YOUR OBJECTIVE ->
Search the material for the string "living" and copy each line where it occurs.

AVAILABLE DATA START

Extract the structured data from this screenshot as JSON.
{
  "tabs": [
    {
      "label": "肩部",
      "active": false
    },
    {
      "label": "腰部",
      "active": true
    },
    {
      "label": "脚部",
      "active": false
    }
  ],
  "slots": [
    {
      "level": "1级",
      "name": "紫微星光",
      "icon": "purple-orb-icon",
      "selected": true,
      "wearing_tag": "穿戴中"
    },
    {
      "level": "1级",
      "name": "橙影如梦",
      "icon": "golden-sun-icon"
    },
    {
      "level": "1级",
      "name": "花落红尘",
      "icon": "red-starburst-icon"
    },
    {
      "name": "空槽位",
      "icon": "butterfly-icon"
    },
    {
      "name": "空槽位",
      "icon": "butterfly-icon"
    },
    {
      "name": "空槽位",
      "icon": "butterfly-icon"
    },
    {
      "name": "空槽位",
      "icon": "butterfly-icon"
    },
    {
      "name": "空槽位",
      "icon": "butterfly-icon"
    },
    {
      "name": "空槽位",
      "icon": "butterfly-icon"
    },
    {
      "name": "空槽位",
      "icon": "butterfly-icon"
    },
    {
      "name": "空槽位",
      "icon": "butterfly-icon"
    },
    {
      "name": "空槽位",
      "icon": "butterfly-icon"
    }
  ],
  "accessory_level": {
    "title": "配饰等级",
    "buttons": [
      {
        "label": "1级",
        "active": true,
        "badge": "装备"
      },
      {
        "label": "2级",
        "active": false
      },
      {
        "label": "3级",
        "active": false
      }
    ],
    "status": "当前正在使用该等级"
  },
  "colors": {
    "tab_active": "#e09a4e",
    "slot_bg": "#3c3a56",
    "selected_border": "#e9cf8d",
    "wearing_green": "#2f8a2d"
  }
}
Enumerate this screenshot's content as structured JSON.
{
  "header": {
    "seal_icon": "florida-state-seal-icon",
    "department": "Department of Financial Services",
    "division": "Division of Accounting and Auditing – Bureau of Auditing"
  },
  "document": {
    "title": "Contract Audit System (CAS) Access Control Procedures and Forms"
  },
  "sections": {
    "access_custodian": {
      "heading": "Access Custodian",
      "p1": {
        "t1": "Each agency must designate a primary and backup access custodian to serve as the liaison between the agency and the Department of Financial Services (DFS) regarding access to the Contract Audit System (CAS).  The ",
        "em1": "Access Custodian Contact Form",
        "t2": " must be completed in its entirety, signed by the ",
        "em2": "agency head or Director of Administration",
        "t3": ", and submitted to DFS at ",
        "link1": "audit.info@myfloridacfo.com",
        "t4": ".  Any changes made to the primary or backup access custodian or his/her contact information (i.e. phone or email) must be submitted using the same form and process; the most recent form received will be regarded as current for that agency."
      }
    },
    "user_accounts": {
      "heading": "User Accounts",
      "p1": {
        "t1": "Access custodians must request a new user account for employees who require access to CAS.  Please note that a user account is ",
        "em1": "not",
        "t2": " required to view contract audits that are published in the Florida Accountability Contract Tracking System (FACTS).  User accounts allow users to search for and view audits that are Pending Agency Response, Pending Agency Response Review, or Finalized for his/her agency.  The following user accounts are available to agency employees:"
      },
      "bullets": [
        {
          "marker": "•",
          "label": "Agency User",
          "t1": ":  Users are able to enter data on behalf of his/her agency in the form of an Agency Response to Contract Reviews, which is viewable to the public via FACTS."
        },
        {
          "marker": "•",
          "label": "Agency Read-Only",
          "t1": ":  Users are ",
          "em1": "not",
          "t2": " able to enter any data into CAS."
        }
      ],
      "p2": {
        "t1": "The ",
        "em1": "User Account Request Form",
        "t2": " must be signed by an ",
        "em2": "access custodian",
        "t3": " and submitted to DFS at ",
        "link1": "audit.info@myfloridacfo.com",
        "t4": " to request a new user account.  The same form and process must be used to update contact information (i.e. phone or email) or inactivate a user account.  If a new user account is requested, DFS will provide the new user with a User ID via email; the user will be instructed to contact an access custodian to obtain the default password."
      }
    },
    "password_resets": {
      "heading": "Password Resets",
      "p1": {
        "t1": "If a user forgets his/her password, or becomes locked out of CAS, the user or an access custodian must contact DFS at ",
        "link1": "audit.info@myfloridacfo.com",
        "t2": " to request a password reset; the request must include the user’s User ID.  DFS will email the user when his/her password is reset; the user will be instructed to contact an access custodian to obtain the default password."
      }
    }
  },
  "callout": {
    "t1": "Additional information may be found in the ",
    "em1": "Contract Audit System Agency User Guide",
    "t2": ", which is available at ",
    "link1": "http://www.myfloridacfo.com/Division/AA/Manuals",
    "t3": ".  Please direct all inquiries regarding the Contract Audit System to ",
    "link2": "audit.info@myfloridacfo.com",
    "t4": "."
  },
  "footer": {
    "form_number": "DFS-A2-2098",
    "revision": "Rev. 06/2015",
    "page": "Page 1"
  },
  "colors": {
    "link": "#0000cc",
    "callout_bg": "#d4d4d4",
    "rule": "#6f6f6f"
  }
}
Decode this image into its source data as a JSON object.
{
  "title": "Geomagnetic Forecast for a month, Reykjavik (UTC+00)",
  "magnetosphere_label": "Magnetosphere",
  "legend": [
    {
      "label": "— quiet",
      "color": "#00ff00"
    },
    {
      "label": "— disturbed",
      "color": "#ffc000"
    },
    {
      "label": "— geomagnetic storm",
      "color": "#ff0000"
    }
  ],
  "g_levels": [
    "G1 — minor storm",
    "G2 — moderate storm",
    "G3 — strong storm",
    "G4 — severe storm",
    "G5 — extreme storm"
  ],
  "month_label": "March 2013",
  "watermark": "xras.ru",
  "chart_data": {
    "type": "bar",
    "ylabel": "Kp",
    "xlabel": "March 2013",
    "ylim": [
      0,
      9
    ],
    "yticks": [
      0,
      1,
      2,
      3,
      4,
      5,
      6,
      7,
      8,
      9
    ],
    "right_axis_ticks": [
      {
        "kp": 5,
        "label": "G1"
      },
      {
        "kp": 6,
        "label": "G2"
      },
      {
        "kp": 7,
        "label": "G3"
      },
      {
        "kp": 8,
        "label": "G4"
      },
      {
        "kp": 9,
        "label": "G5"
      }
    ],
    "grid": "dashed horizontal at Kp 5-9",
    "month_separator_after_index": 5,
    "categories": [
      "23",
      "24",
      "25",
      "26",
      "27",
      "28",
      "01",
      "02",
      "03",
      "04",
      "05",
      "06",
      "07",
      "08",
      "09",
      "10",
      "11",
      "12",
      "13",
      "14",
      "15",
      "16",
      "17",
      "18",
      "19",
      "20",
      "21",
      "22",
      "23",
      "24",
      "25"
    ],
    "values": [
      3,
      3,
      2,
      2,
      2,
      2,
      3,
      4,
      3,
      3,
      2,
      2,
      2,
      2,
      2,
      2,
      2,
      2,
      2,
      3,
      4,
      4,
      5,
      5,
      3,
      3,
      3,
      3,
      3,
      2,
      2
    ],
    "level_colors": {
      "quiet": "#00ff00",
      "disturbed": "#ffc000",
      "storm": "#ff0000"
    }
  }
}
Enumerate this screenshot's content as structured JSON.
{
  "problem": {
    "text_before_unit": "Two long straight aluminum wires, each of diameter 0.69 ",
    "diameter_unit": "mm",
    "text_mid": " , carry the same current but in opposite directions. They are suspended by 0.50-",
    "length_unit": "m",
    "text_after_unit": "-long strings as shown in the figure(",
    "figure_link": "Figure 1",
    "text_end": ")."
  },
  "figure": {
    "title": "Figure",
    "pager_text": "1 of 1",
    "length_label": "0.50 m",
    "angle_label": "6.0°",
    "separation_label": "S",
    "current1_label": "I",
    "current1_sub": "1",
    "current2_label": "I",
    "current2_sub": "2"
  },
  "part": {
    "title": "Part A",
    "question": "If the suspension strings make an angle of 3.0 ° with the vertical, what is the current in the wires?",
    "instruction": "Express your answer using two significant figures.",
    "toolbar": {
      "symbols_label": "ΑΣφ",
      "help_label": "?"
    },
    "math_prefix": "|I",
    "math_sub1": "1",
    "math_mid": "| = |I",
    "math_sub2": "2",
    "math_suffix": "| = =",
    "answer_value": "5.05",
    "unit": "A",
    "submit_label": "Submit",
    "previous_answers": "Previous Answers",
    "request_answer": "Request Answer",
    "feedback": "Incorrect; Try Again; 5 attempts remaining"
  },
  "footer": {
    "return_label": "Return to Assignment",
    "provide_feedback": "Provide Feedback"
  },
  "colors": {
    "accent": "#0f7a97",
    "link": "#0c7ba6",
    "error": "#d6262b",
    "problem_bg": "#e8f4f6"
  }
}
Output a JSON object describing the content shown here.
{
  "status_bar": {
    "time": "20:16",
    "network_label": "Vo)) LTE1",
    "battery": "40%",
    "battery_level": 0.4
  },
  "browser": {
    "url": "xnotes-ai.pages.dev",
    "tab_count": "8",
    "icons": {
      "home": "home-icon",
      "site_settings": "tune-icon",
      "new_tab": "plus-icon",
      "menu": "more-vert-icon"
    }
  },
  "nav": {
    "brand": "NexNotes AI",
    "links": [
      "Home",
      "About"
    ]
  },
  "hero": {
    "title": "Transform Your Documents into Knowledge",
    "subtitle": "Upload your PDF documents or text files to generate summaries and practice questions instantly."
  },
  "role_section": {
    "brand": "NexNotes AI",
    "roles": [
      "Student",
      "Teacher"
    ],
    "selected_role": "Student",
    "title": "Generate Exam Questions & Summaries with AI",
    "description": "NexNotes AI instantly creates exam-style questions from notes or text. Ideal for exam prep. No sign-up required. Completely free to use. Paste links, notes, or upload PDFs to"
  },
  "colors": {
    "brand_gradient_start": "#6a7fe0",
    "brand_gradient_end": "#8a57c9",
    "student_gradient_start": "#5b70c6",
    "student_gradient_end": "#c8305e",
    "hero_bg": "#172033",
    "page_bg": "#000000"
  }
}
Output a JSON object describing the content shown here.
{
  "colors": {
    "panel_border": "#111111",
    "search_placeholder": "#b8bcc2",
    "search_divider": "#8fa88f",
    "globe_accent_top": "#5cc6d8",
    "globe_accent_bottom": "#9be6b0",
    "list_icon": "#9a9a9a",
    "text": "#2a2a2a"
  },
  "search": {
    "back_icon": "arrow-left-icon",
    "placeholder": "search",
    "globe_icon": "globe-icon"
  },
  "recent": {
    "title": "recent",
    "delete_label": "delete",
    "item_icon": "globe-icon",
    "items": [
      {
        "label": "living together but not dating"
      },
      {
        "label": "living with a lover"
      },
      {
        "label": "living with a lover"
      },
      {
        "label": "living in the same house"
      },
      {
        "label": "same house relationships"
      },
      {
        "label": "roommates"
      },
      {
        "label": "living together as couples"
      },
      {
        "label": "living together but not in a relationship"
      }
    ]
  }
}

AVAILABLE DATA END

YOUR SOLUTION ->
        "label": "living together but not dating"
        "label": "living with a lover"
        "label": "living with a lover"
        "label": "living in the same house"
        "label": "living together as couples"
        "label": "living together but not in a relationship"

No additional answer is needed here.